WORKING DATA:
BEGIN

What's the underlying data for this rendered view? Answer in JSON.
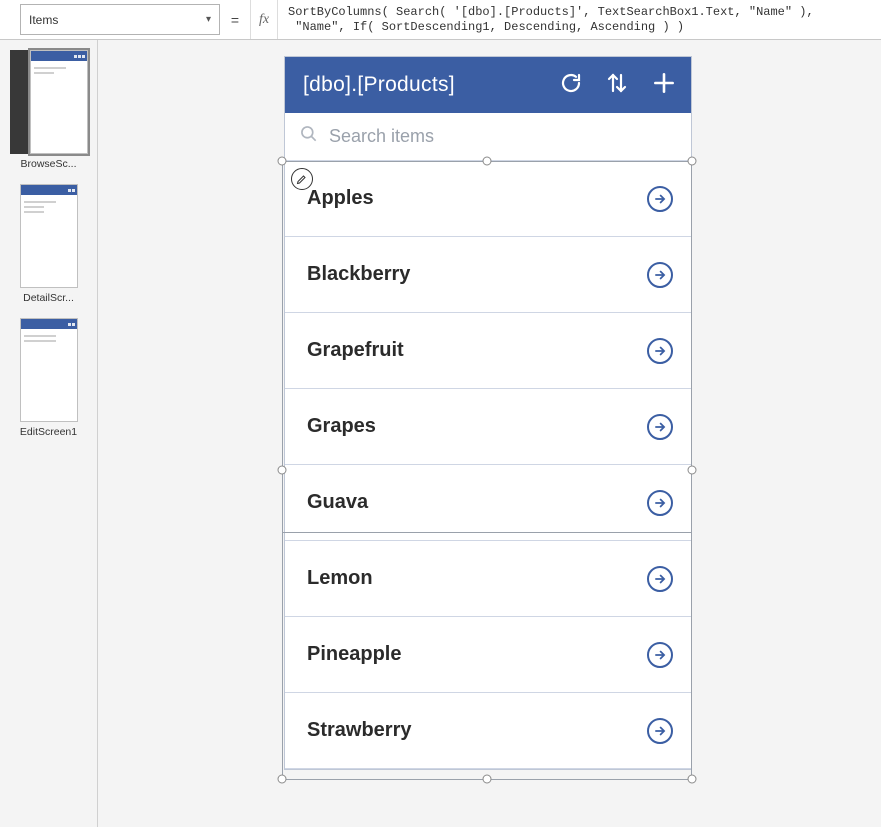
{
  "propertyDropdown": {
    "selected": "Items"
  },
  "formula": "SortByColumns( Search( '[dbo].[Products]', TextSearchBox1.Text, \"Name\" ),\n \"Name\", If( SortDescending1, Descending, Ascending ) )",
  "equalsSign": "=",
  "fxLabel": "fx",
  "screens": [
    {
      "label": "BrowseSc...",
      "variant": "browse"
    },
    {
      "label": "DetailScr...",
      "variant": "detail"
    },
    {
      "label": "EditScreen1",
      "variant": "edit"
    }
  ],
  "app": {
    "title": "[dbo].[Products]",
    "searchPlaceholder": "Search items",
    "items": [
      {
        "name": "Apples"
      },
      {
        "name": "Blackberry"
      },
      {
        "name": "Grapefruit"
      },
      {
        "name": "Grapes"
      },
      {
        "name": "Guava"
      },
      {
        "name": "Lemon"
      },
      {
        "name": "Pineapple"
      },
      {
        "name": "Strawberry"
      }
    ]
  }
}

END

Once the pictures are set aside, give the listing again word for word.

WRITTEN ANSWER:
What's the underlying data for this rendered view? Answer in JSON.
{
  "propertyDropdown": {
    "selected": "Items"
  },
  "formula": "SortByColumns( Search( '[dbo].[Products]', TextSearchBox1.Text, \"Name\" ),\n \"Name\", If( SortDescending1, Descending, Ascending ) )",
  "equalsSign": "=",
  "fxLabel": "fx",
  "screens": [
    {
      "label": "BrowseSc...",
      "variant": "browse"
    },
    {
      "label": "DetailScr...",
      "variant": "detail"
    },
    {
      "label": "EditScreen1",
      "variant": "edit"
    }
  ],
  "app": {
    "title": "[dbo].[Products]",
    "searchPlaceholder": "Search items",
    "items": [
      {
        "name": "Apples"
      },
      {
        "name": "Blackberry"
      },
      {
        "name": "Grapefruit"
      },
      {
        "name": "Grapes"
      },
      {
        "name": "Guava"
      },
      {
        "name": "Lemon"
      },
      {
        "name": "Pineapple"
      },
      {
        "name": "Strawberry"
      }
    ]
  }
}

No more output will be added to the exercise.